WHAT TO DO | Output the records exactly, with no line skipped.

RAW DATA |
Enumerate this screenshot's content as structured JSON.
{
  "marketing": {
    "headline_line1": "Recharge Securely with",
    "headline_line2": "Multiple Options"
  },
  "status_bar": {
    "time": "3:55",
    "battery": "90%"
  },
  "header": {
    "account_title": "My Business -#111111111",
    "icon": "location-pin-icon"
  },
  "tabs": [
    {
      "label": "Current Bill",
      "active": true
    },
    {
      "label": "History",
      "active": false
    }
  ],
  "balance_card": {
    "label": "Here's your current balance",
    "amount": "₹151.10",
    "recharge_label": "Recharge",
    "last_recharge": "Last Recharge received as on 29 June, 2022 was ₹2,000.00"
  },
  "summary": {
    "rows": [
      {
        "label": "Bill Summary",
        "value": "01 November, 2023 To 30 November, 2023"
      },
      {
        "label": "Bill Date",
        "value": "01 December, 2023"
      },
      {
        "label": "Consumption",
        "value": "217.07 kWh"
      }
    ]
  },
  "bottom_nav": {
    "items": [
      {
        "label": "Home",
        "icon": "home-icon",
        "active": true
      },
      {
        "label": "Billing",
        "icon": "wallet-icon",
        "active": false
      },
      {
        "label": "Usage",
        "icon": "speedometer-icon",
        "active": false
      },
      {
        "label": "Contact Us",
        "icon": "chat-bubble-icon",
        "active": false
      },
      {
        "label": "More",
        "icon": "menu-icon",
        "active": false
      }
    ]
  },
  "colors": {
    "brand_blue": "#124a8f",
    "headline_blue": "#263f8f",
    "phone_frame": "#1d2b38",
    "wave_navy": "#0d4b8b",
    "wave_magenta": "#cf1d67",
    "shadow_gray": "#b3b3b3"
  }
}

RESULT BELOW |
Enumerate this screenshot's content as structured JSON.
{
  "marketing": {
    "headline_line1": "Recharge Securely with",
    "headline_line2": "Multiple Options"
  },
  "status_bar": {
    "time": "3:55",
    "battery": "90%"
  },
  "header": {
    "account_title": "My Business -#111111111",
    "icon": "location-pin-icon"
  },
  "tabs": [
    {
      "label": "Current Bill",
      "active": true
    },
    {
      "label": "History",
      "active": false
    }
  ],
  "balance_card": {
    "label": "Here's your current balance",
    "amount": "₹151.10",
    "recharge_label": "Recharge",
    "last_recharge": "Last Recharge received as on 29 June, 2022 was ₹2,000.00"
  },
  "summary": {
    "rows": [
      {
        "label": "Bill Summary",
        "value": "01 November, 2023 To 30 November, 2023"
      },
      {
        "label": "Bill Date",
        "value": "01 December, 2023"
      },
      {
        "label": "Consumption",
        "value": "217.07 kWh"
      }
    ]
  },
  "bottom_nav": {
    "items": [
      {
        "label": "Home",
        "icon": "home-icon",
        "active": true
      },
      {
        "label": "Billing",
        "icon": "wallet-icon",
        "active": false
      },
      {
        "label": "Usage",
        "icon": "speedometer-icon",
        "active": false
      },
      {
        "label": "Contact Us",
        "icon": "chat-bubble-icon",
        "active": false
      },
      {
        "label": "More",
        "icon": "menu-icon",
        "active": false
      }
    ]
  },
  "colors": {
    "brand_blue": "#124a8f",
    "headline_blue": "#263f8f",
    "phone_frame": "#1d2b38",
    "wave_navy": "#0d4b8b",
    "wave_magenta": "#cf1d67",
    "shadow_gray": "#b3b3b3"
  }
}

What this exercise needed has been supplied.